#### [Your task]
Here is a listing. Write it all out again exactly, but not its pictures.

#### [Data for review]
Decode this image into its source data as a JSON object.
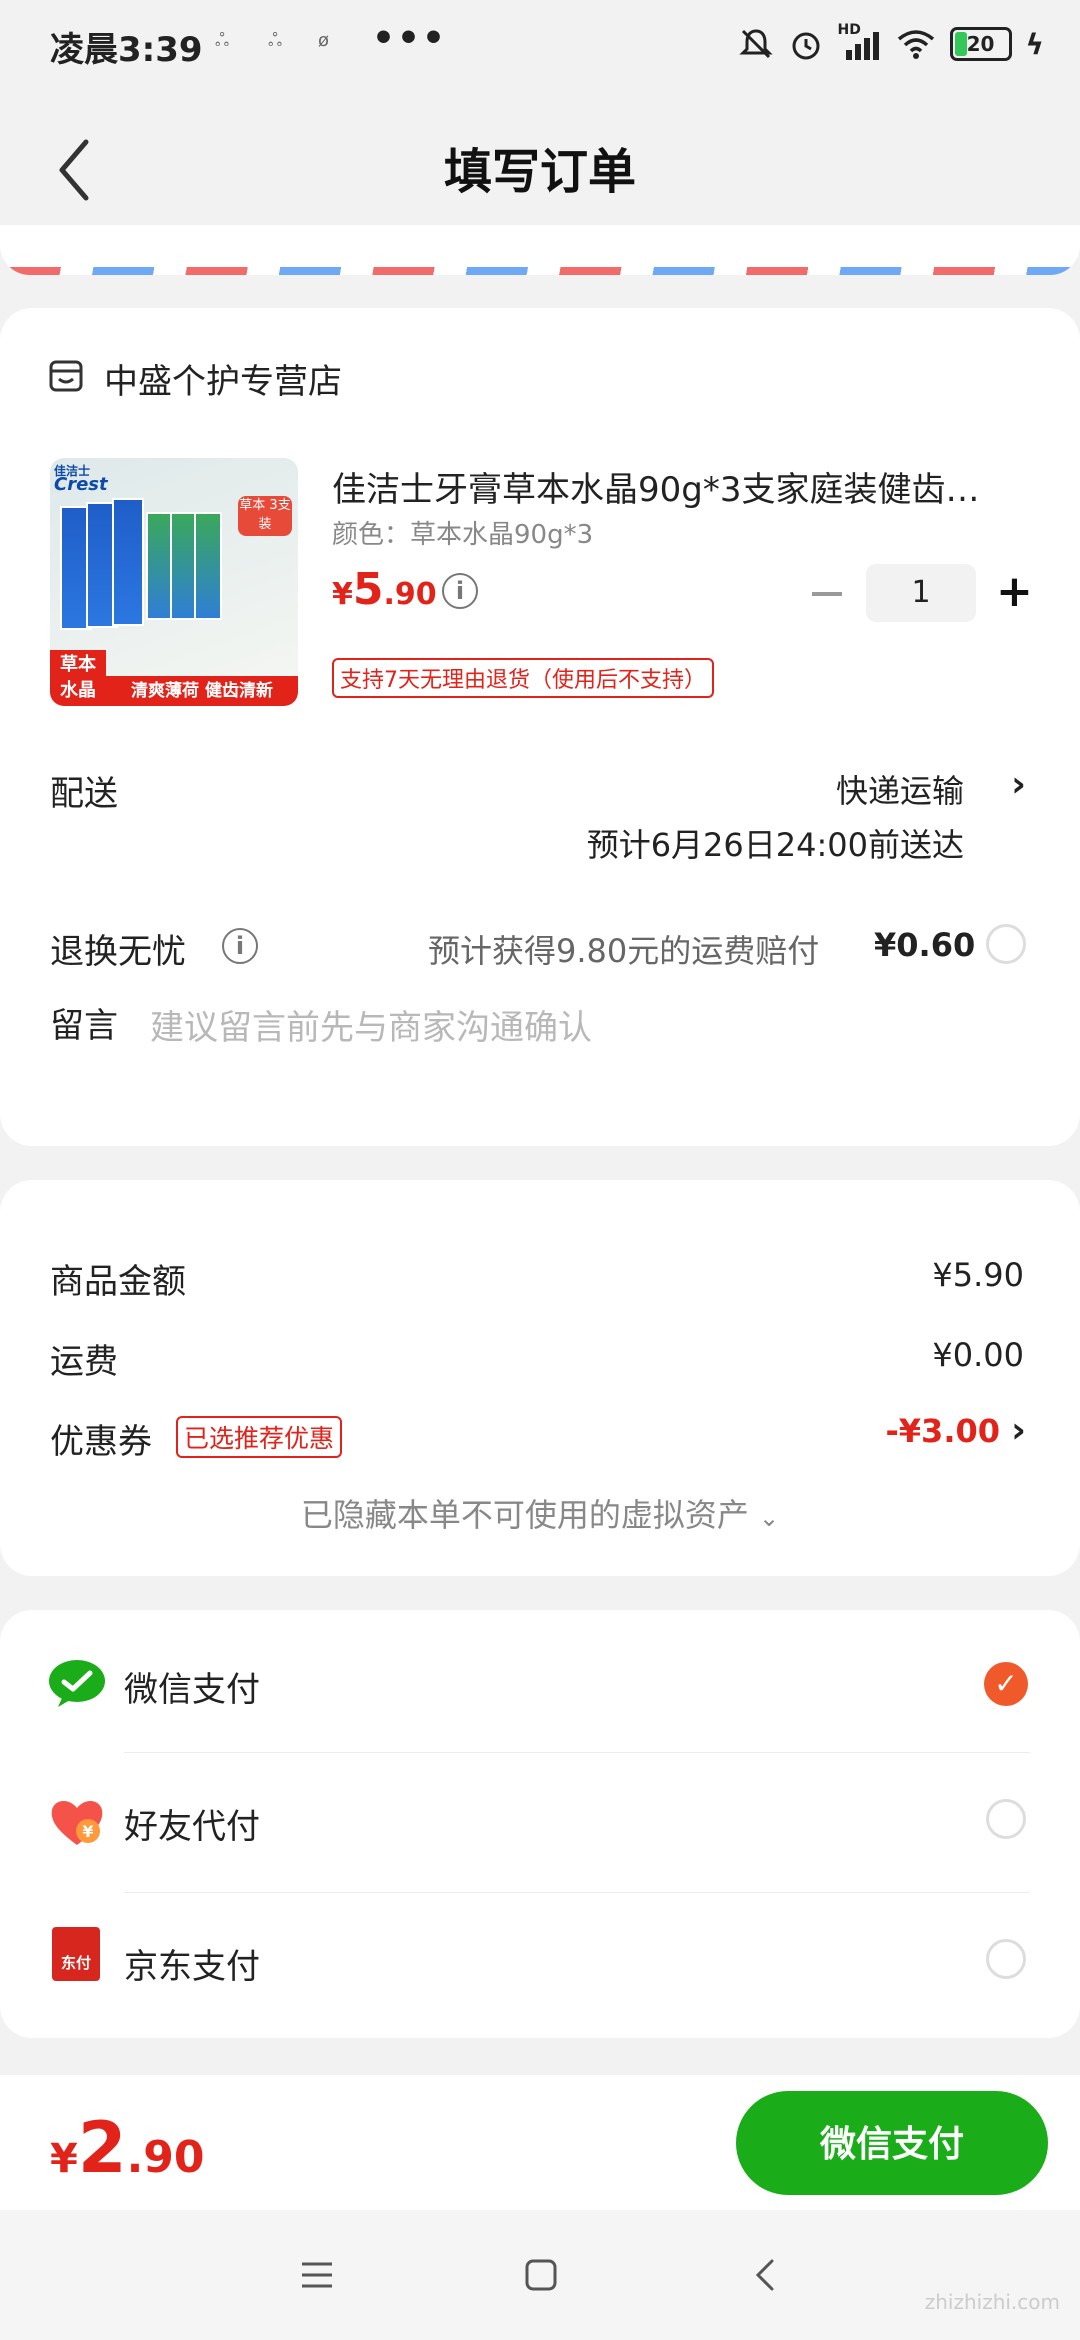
{
  "status": {
    "time": "凌晨3:39",
    "more": "•••",
    "battery": "20",
    "network": "HD"
  },
  "header": {
    "title": "填写订单"
  },
  "shop": {
    "name": "中盛个护专营店",
    "product": {
      "title": "佳洁士牙膏草本水晶90g*3支家庭装健齿…",
      "spec": "颜色：草本水晶90g*3",
      "price_currency": "¥",
      "price_int": "5",
      "price_dec": ".90",
      "quantity": "1",
      "return_policy": "支持7天无理由退货（使用后不支持）",
      "image_text": {
        "brand": "佳洁士",
        "brand_en": "Crest",
        "badge": "草本 3支装",
        "corner": "草本 水晶",
        "slogan": "清爽薄荷 健齿清新"
      }
    },
    "delivery": {
      "label": "配送",
      "method": "快递运输",
      "eta": "预计6月26日24:00前送达"
    },
    "return_worry": {
      "label": "退换无忧",
      "desc": "预计获得9.80元的运费赔付",
      "price": "¥0.60"
    },
    "message": {
      "label": "留言",
      "placeholder": "建议留言前先与商家沟通确认"
    }
  },
  "summary": {
    "goods_label": "商品金额",
    "goods_value": "¥5.90",
    "shipping_label": "运费",
    "shipping_value": "¥0.00",
    "coupon_label": "优惠券",
    "coupon_tag": "已选推荐优惠",
    "coupon_value": "-¥3.00",
    "hidden_assets": "已隐藏本单不可使用的虚拟资产"
  },
  "payment": {
    "options": [
      {
        "label": "微信支付",
        "selected": true
      },
      {
        "label": "好友代付",
        "selected": false
      },
      {
        "label": "京东支付",
        "selected": false
      }
    ],
    "jd_icon_text": "东付",
    "friend_icon_text": "¥"
  },
  "footer": {
    "total_currency": "¥",
    "total_int": "2",
    "total_dec": ".90",
    "pay_button": "微信支付"
  },
  "watermark": "zhizhizhi.com",
  "colors": {
    "price_red": "#e2231a",
    "wechat_green": "#1aad19",
    "check_orange": "#f05a2a"
  }
}
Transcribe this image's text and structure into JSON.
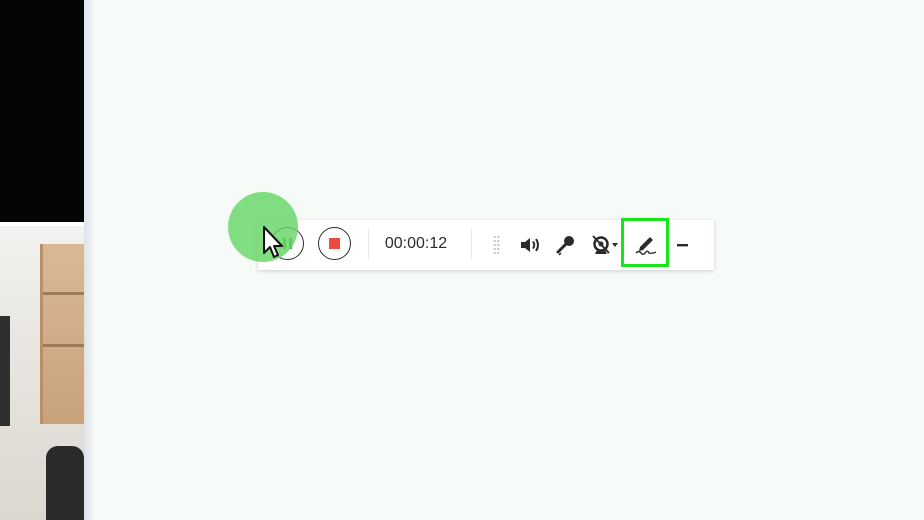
{
  "recorder": {
    "elapsed_time": "00:00:12",
    "state": "recording",
    "buttons": {
      "pause": {
        "icon": "pause-icon",
        "color": "#33a852"
      },
      "stop": {
        "icon": "stop-icon",
        "color": "#ef4a3f"
      },
      "speaker": {
        "icon": "speaker-icon"
      },
      "microphone": {
        "icon": "microphone-icon"
      },
      "webcam": {
        "icon": "webcam-off-icon",
        "has_dropdown": true
      },
      "annotate": {
        "icon": "pen-icon",
        "highlighted": true
      },
      "minimize": {
        "icon": "minimize-icon"
      }
    }
  },
  "overlay": {
    "highlight_color": "#19e51c",
    "click_indicator_color": "#66d666"
  }
}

#### [Exercise output]
Decode this image into its source data as a JSON object.
{
  "status": {
    "time": "凌晨3:39",
    "more": "•••",
    "battery": "20",
    "network": "HD"
  },
  "header": {
    "title": "填写订单"
  },
  "shop": {
    "name": "中盛个护专营店",
    "product": {
      "title": "佳洁士牙膏草本水晶90g*3支家庭装健齿…",
      "spec": "颜色：草本水晶90g*3",
      "price_currency": "¥",
      "price_int": "5",
      "price_dec": ".90",
      "quantity": "1",
      "return_policy": "支持7天无理由退货（使用后不支持）",
      "image_text": {
        "brand": "佳洁士",
        "brand_en": "Crest",
        "badge": "草本 3支装",
        "corner": "草本 水晶",
        "slogan": "清爽薄荷 健齿清新"
      }
    },
    "delivery": {
      "label": "配送",
      "method": "快递运输",
      "eta": "预计6月26日24:00前送达"
    },
    "return_worry": {
      "label": "退换无忧",
      "desc": "预计获得9.80元的运费赔付",
      "price": "¥0.60"
    },
    "message": {
      "label": "留言",
      "placeholder": "建议留言前先与商家沟通确认"
    }
  },
  "summary": {
    "goods_label": "商品金额",
    "goods_value": "¥5.90",
    "shipping_label": "运费",
    "shipping_value": "¥0.00",
    "coupon_label": "优惠券",
    "coupon_tag": "已选推荐优惠",
    "coupon_value": "-¥3.00",
    "hidden_assets": "已隐藏本单不可使用的虚拟资产"
  },
  "payment": {
    "options": [
      {
        "label": "微信支付",
        "selected": true
      },
      {
        "label": "好友代付",
        "selected": false
      },
      {
        "label": "京东支付",
        "selected": false
      }
    ],
    "jd_icon_text": "东付",
    "friend_icon_text": "¥"
  },
  "footer": {
    "total_currency": "¥",
    "total_int": "2",
    "total_dec": ".90",
    "pay_button": "微信支付"
  },
  "watermark": "zhizhizhi.com",
  "colors": {
    "price_red": "#e2231a",
    "wechat_green": "#1aad19",
    "check_orange": "#f05a2a"
  }
}
Transcribe this image's text and structure into JSON.
{
  "recorder": {
    "elapsed_time": "00:00:12",
    "state": "recording",
    "buttons": {
      "pause": {
        "icon": "pause-icon",
        "color": "#33a852"
      },
      "stop": {
        "icon": "stop-icon",
        "color": "#ef4a3f"
      },
      "speaker": {
        "icon": "speaker-icon"
      },
      "microphone": {
        "icon": "microphone-icon"
      },
      "webcam": {
        "icon": "webcam-off-icon",
        "has_dropdown": true
      },
      "annotate": {
        "icon": "pen-icon",
        "highlighted": true
      },
      "minimize": {
        "icon": "minimize-icon"
      }
    }
  },
  "overlay": {
    "highlight_color": "#19e51c",
    "click_indicator_color": "#66d666"
  }
}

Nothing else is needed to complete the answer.